The book Save our Scrum by Matt Heusser and Markus Gärtner provides advice for teams to implement Scrum. It explores what teams that are having difficulties doing Scrum can do to get out of trouble and find better ways to use Scrum. An interview about the knowledge level of people that are doing Scrum and "saving Scrum", pursuing business value, how Scrum fails, and adopting and tailoring Scrum.
Why Agile didn't work? In this article Ping discusses know the pyramid structure of the 12 Agile principles and the managerial and technical support required for Agile to work. 12
Rini van Solingen and Rob van Lanen wrote Scrum for Managers, a book providing answers for organizations that want to or are adopting Scrum.
In the book Kanban Change Leadership Klaus Leopold and Sigi Kaltenecker explore how Kanban can be deployed to get change done in organizations and to build a culture of continuous improvement.
Experienced Scrum Masters explain how they define and measure their own personal success as Scrum Masters, and share their lessons learned about how to achieve success. 1
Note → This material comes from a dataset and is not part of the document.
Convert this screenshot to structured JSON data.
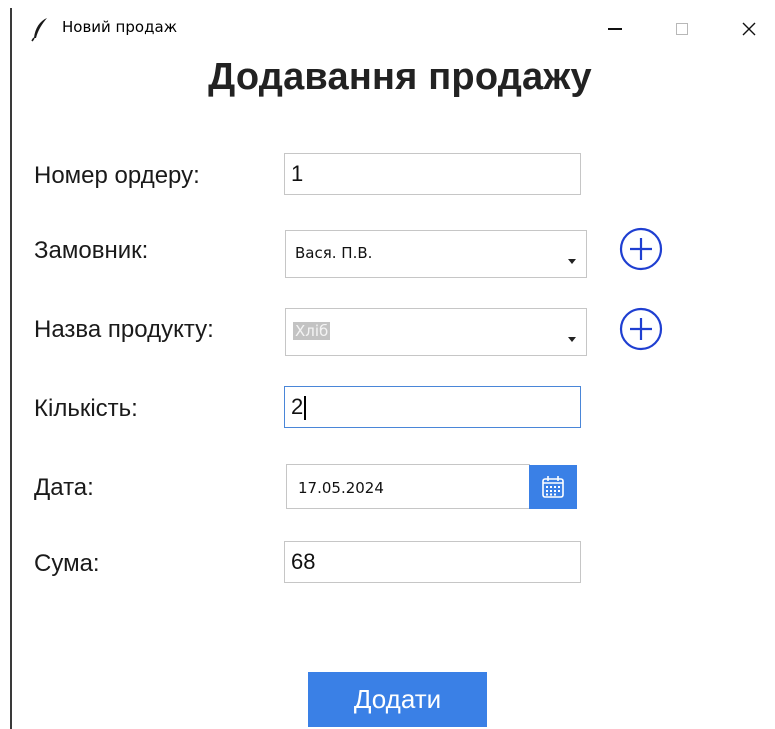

What is an Agile Coach? What skills does a coach require? How do organizations support them? How does a coach make teams successful? We’ll apply our experience to answering these questions. 6
The book the coaching booster by Shirly Ronen-Harel and Jens R. Woinowski explores different coaching methods and practices and describes a framework for coaches to help people to reach their goals.
While the "Agile" industry is busy debasing the meaning of the word, the underlying values are still strong. Dave Thomas suggests to stop using the word agile and switch to agility.
With desired agile team traits like self-organising, role blurring and skill diversification, do we still need Test Managers in agile? How are the activities which have long made up the role divested?
We are at a crossroads in the agile-adoption narrative. Agile started spreading “bottom-up”, then shifted from teams to executives and recently to consultancy for large enterprises. What will be next?